News Archive

Drama students awarded National Arts Council bursaries
2016-05-04

Description: Drama students awarded National Arts Council bursaries  Tags: Drama students awarded National Arts Council bursaries

The National Arts Council (NAC) has awarded R100 000 to 10 Drama students at the University of the Free State (UFS). Eight years after its establishment in 2005, the NAC has partnered our university in funding academically-deserving students needing assistance with tuition. To date, our undergraduate students have benefitted from more than R800 000.

Prof Nico Luwes, Head of the Department of Drama and Theatre Arts, who applies to the NAC at the end of each year on behalf of students, welcomes the funds: “Quite a lot of our students would not have been able to complete their studies without assistance from the bursary scheme.”

As a result of this financial injection, South African schools also gain. “Some students then enrol for a higher education diploma, and they then teach Arts and Culture at schools. Hence, there is a whole new generation of Arts and Culture teachers who are now entering the school system,” said Prof Luwes.

Mbuyiselo Nqodi, a second-year BA Drama and Theatre Arts student, would not have been able to enrol at the university in 2015, had it not been for the NAC.  “Without the bursary, I would not have been admitted into the university. It helped a lot because R10 000 can go a long way.”

Pursuing its mandate to support and develop South Africa’s arts, culture and heritage sector, the NAC awarded 117 bursaries to arts students and tertiary institutions for the year.  A total of R5 million has been allocated for 2016, a 10% increase on the previous financial year.

According to the NAC Chief Executive Officer, Rosemary Mangope, one of the aims of the NAC is to provide support to students who will contribute to the arts and culture industry in a meaningful and sustainable manner.

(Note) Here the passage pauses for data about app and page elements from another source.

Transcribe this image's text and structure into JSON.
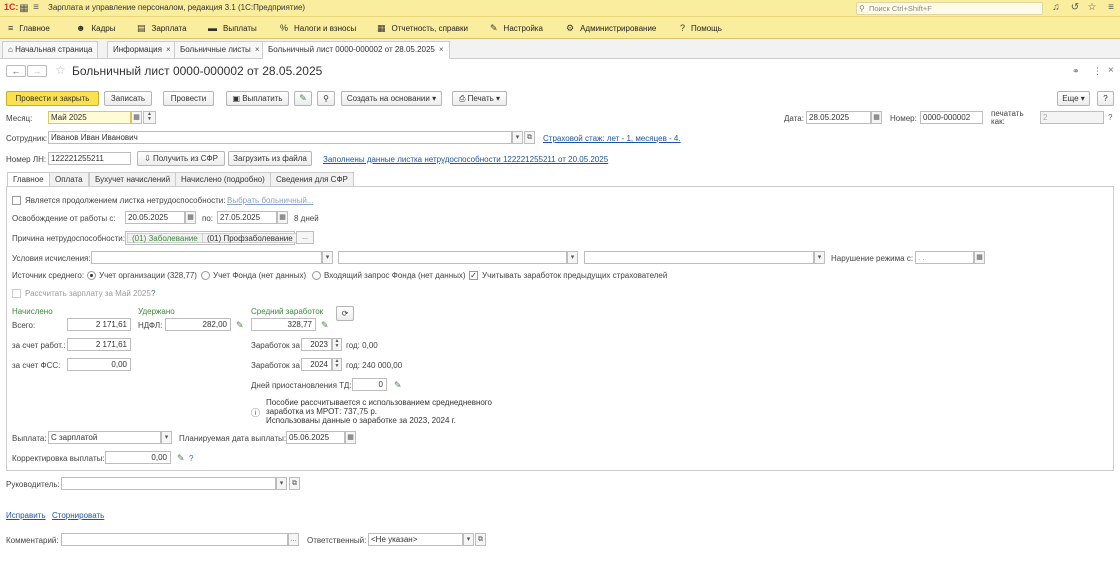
{
  "app": {
    "logo": "1С:",
    "title": "Зарплата и управление персоналом, редакция 3.1  (1С:Предприятие)",
    "search_placeholder": "Поиск Ctrl+Shift+F"
  },
  "menu": [
    {
      "label": "Главное",
      "icon": "≡"
    },
    {
      "label": "Кадры",
      "icon": "👥"
    },
    {
      "label": "Зарплата",
      "icon": "▤"
    },
    {
      "label": "Выплаты",
      "icon": "▬"
    },
    {
      "label": "Налоги и взносы",
      "icon": "%"
    },
    {
      "label": "Отчетность, справки",
      "icon": "▦"
    },
    {
      "label": "Настройка",
      "icon": "🔧"
    },
    {
      "label": "Администрирование",
      "icon": "⚙"
    },
    {
      "label": "Помощь",
      "icon": "?"
    }
  ],
  "tabs": [
    {
      "label": "Начальная страница"
    },
    {
      "label": "Информация"
    },
    {
      "label": "Больничные листы"
    },
    {
      "label": "Больничный лист 0000-000002 от 28.05.2025"
    }
  ],
  "doc": {
    "title": "Больничный лист 0000-000002 от 28.05.2025"
  },
  "toolbar": {
    "post_close": "Провести и закрыть",
    "save": "Записать",
    "post": "Провести",
    "pay": "Выплатить",
    "create_based": "Создать на основании",
    "print": "Печать",
    "more": "Еще",
    "help": "?"
  },
  "header": {
    "month_label": "Месяц:",
    "month_value": "Май 2025",
    "date_label": "Дата:",
    "date_value": "28.05.2025",
    "number_label": "Номер:",
    "number_value": "0000-000002",
    "print_as_label_1": "печатать",
    "print_as_label_2": "как:",
    "print_as_value": "2",
    "employee_label": "Сотрудник:",
    "employee_value": "Иванов Иван Иванович",
    "insurance_link": "Страховой стаж: лет - 1, месяцев - 4.",
    "ln_label": "Номер ЛН:",
    "ln_value": "122221255211",
    "get_sfr": "Получить из СФР",
    "load_file": "Загрузить из файла",
    "filled_link": "Заполнены данные листка нетрудоспособности 122221255211 от 20.05.2025"
  },
  "form_tabs": [
    {
      "label": "Главное"
    },
    {
      "label": "Оплата"
    },
    {
      "label": "Бухучет начислений"
    },
    {
      "label": "Начислено (подробно)"
    },
    {
      "label": "Сведения для СФР"
    }
  ],
  "main": {
    "continuation_label": "Является продолжением листка нетрудоспособности:",
    "choose_sick_link": "Выбрать больничный...",
    "release_label": "Освобождение от работы с:",
    "release_from": "20.05.2025",
    "release_to_label": "по:",
    "release_to": "27.05.2025",
    "days": "8 дней",
    "reason_label": "Причина нетрудоспособности:",
    "reason_1": "(01) Заболевание",
    "reason_2": "(01) Профзаболевание",
    "reason_more": "...",
    "conditions_label": "Условия исчисления:",
    "violation_label": "Нарушение режима с:",
    "violation_value": " .  .",
    "avg_source_label": "Источник среднего:",
    "avg_opt_1": "Учет организации (328,77)",
    "avg_opt_2": "Учет Фонда (нет данных)",
    "avg_opt_3": "Входящий запрос Фонда (нет данных)",
    "consider_prev": "Учитывать заработок предыдущих страхователей",
    "calc_salary": "Рассчитать зарплату за Май 2025",
    "calc_q": "?",
    "accrued_title": "Начислено",
    "withheld_title": "Удержано",
    "avg_title": "Средний заработок",
    "total_label": "Всего:",
    "total_value": "2 171,61",
    "ndfl_label": "НДФЛ:",
    "ndfl_value": "282,00",
    "avg_value": "328,77",
    "employer_label": "за счет работ.:",
    "employer_value": "2 171,61",
    "fss_label": "за счет ФСС:",
    "fss_value": "0,00",
    "earn_label": "Заработок за",
    "year1": "2023",
    "year_word": "год:",
    "earn1": "0,00",
    "year2": "2024",
    "earn2": "240 000,00",
    "suspension_label": "Дней приостановления ТД:",
    "suspension_value": "0",
    "info_1": "Пособие рассчитывается с использованием среднедневного",
    "info_2": "заработка из МРОТ: 737,75 р.",
    "info_3": "Использованы данные о заработке за  2023,  2024 г.",
    "payment_label": "Выплата:",
    "payment_value": "С зарплатой",
    "planned_label": "Планируемая дата выплаты:",
    "planned_value": "05.06.2025",
    "correction_label": "Корректировка выплаты:",
    "correction_value": "0,00",
    "correction_q": "?"
  },
  "footer": {
    "manager_label": "Руководитель:",
    "fix_link": "Исправить",
    "storno_link": "Сторнировать",
    "comment_label": "Комментарий:",
    "responsible_label": "Ответственный:",
    "responsible_value": "<Не указан>"
  }
}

We use cookies to make interactions with our websites and services easy and meaningful. To better understand how they are used, read more about the UFS cookie policy. By continuing to use this site you are giving us your consent to do this.

Accept